# [YOUR GOAL]
Take the line containing "Give me the" as the first and the last line of the records below as the end, and please set down only what lies between them exactly, both ends included.

# [AVAILABLE RECORDS]
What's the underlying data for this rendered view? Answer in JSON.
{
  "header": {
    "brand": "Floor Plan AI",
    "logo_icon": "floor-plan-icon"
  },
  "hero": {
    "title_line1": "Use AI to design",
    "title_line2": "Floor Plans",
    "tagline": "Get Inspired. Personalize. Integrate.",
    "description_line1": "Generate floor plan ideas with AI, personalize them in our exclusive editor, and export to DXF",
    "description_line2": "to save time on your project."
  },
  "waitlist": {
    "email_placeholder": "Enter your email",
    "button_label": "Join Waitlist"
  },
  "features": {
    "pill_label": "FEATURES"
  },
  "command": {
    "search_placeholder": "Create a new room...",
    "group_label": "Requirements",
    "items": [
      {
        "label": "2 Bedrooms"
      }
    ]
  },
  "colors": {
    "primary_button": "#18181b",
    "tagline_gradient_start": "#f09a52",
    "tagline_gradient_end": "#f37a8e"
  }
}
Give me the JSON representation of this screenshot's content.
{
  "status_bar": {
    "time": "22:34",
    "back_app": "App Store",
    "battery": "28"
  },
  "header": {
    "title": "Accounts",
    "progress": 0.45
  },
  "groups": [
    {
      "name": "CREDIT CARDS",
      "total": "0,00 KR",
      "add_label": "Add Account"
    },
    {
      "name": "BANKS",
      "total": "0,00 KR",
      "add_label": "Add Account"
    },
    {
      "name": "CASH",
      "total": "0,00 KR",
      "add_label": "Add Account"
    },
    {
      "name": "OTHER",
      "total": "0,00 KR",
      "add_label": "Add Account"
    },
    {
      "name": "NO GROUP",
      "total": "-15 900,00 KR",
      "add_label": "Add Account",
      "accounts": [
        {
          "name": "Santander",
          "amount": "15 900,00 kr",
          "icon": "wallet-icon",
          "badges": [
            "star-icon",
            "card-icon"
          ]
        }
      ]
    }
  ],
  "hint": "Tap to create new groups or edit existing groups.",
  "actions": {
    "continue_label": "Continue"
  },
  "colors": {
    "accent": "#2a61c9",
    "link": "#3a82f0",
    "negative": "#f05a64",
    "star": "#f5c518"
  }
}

# [WRITTEN ANSWER]
Give me the JSON representation of this screenshot's content.
{
  "status_bar": {
    "time": "22:34",
    "back_app": "App Store",
    "battery": "28"
  },
  "header": {
    "title": "Accounts",
    "progress": 0.45
  },
  "groups": [
    {
      "name": "CREDIT CARDS",
      "total": "0,00 KR",
      "add_label": "Add Account"
    },
    {
      "name": "BANKS",
      "total": "0,00 KR",
      "add_label": "Add Account"
    },
    {
      "name": "CASH",
      "total": "0,00 KR",
      "add_label": "Add Account"
    },
    {
      "name": "OTHER",
      "total": "0,00 KR",
      "add_label": "Add Account"
    },
    {
      "name": "NO GROUP",
      "total": "-15 900,00 KR",
      "add_label": "Add Account",
      "accounts": [
        {
          "name": "Santander",
          "amount": "15 900,00 kr",
          "icon": "wallet-icon",
          "badges": [
            "star-icon",
            "card-icon"
          ]
        }
      ]
    }
  ],
  "hint": "Tap to create new groups or edit existing groups.",
  "actions": {
    "continue_label": "Continue"
  },
  "colors": {
    "accent": "#2a61c9",
    "link": "#3a82f0",
    "negative": "#f05a64",
    "star": "#f5c518"
  }
}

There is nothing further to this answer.